However, the challenge with using established networks is that if the people I know are predominantly from one race or culture, or are of a similar age, or live in my neighborhood, or even are in my LinkedIn network, then chances are I will find more people like me. And that’s NOT what we’re looking for at TBG. We’re looking for people who bring different experiences and expertise to our team. We are looking to add different voices to our corporate choir.
Go beyond your networks. Get to know people who have significantly different perspectives than you.
- Attend networking events, conferences, and seminars focused on diversity and inclusion to build connections with potential candidates.
- Engage with diverse communities and professional organizations to establish your presence.

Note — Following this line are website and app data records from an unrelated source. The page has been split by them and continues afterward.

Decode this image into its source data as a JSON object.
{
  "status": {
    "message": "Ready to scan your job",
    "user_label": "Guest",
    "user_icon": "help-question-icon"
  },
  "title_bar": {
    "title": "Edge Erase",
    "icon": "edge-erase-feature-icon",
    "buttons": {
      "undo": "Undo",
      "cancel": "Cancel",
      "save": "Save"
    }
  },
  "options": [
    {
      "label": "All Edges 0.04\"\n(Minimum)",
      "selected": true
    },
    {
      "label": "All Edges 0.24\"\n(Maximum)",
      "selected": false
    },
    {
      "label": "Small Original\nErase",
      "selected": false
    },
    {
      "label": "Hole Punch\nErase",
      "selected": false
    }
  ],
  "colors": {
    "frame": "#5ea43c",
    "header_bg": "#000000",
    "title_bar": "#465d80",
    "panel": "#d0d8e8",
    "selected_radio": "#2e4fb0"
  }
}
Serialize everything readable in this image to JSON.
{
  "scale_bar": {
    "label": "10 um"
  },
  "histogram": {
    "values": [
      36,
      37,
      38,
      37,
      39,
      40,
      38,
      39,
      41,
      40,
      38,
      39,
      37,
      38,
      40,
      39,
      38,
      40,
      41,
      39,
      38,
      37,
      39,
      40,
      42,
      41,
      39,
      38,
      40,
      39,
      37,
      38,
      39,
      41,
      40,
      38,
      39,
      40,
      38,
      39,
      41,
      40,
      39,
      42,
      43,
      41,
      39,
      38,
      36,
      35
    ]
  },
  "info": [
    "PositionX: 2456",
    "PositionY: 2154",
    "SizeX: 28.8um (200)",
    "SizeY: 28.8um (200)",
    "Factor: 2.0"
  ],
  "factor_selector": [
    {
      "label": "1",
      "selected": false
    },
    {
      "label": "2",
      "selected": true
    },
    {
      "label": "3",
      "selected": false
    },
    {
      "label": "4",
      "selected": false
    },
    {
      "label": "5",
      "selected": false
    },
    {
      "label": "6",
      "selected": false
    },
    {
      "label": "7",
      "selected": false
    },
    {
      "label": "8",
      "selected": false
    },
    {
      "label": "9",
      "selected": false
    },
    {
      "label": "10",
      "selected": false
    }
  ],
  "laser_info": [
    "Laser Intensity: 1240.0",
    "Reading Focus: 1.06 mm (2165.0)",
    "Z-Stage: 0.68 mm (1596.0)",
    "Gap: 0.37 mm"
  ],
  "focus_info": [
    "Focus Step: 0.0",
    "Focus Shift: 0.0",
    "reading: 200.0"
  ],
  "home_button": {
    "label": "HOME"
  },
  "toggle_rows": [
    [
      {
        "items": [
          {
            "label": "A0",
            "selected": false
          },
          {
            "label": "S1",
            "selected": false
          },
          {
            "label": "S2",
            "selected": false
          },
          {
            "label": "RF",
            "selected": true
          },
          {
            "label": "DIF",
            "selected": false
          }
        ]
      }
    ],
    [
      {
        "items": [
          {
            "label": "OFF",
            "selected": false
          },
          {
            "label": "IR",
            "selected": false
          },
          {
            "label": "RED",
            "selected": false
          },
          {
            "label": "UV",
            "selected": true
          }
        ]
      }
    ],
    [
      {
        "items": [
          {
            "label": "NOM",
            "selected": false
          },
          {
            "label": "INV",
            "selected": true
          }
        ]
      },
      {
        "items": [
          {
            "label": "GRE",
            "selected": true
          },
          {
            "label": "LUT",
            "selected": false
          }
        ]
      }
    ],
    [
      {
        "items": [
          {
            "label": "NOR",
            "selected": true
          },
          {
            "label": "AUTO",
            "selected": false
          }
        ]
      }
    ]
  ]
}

Of course, your organization should be engaged in these activities as part of good business practice anyway.
- Try taking the Intercultural Development Inventory and have it administered by a credentialed professional and find ways to move along your path to understanding diversity and getting to know people who are different than you.
Don’t Look for Culture Fit. Look for Culture Add.
When we find candidates, it can be tempting to assess them based on whether you think they will easily blend in with the people who are on your team now and exclude people who we don’t think share certain qualities with you and your colleagues. Resist this urge.
In the past, “culture fit” often led to homogenous workplaces where employees shared similar backgrounds, experiences, and viewpoints. While this may promote harmony, it can stifle innovation and limit the organization’s ability to adapt to a rapidly changing world.
“Culture add” focuses on the idea that diversity can drive creativity and resilience. It encourages hiring managers to assess how a candidate’s unique qualities can contribute positively to the existing culture. This might involve considering their ability to introduce new ideas, challenge the status quo, and bring a different worldview to the table.
By adopting a “culture add” mindset, organizations can benefit in several ways. They can avoid groupthink, enhance problem-solving, and better connect with a diverse customer base. It also creates a more inclusive environment where employees from all backgrounds feel valued and empowered.
However, it’s important to maintain a balance, ensuring that candidates still align with the organization’s core values and principles. In doing so, you can build a more dynamic, innovative, and adaptable workplace culture that is better equipped to thrive in today’s complex and ever-changing landscape.
Oh, and be careful that once you recruit and hire that person who will add to the culture, don’t then train them in a way that focuses on conforming to the culture. Don’t recruit for diversity, but then onboard for sameness.
Look for Candidates Motivated by Your Organization’s Purpose and Values
What difference does your organization want to make in the world? What values will your organization use to make critical decisions? While there is a lot that can change about an organization, mission, it’s very reason for being and its core values comprise the very foundation. State your organization’s purpose and values boldly and proudly, and seek candidates who are as excited and motivated by them as you are!
The Bailey Group can help you create a workplace culture where your current and future leaders can lead what’s next. Call us!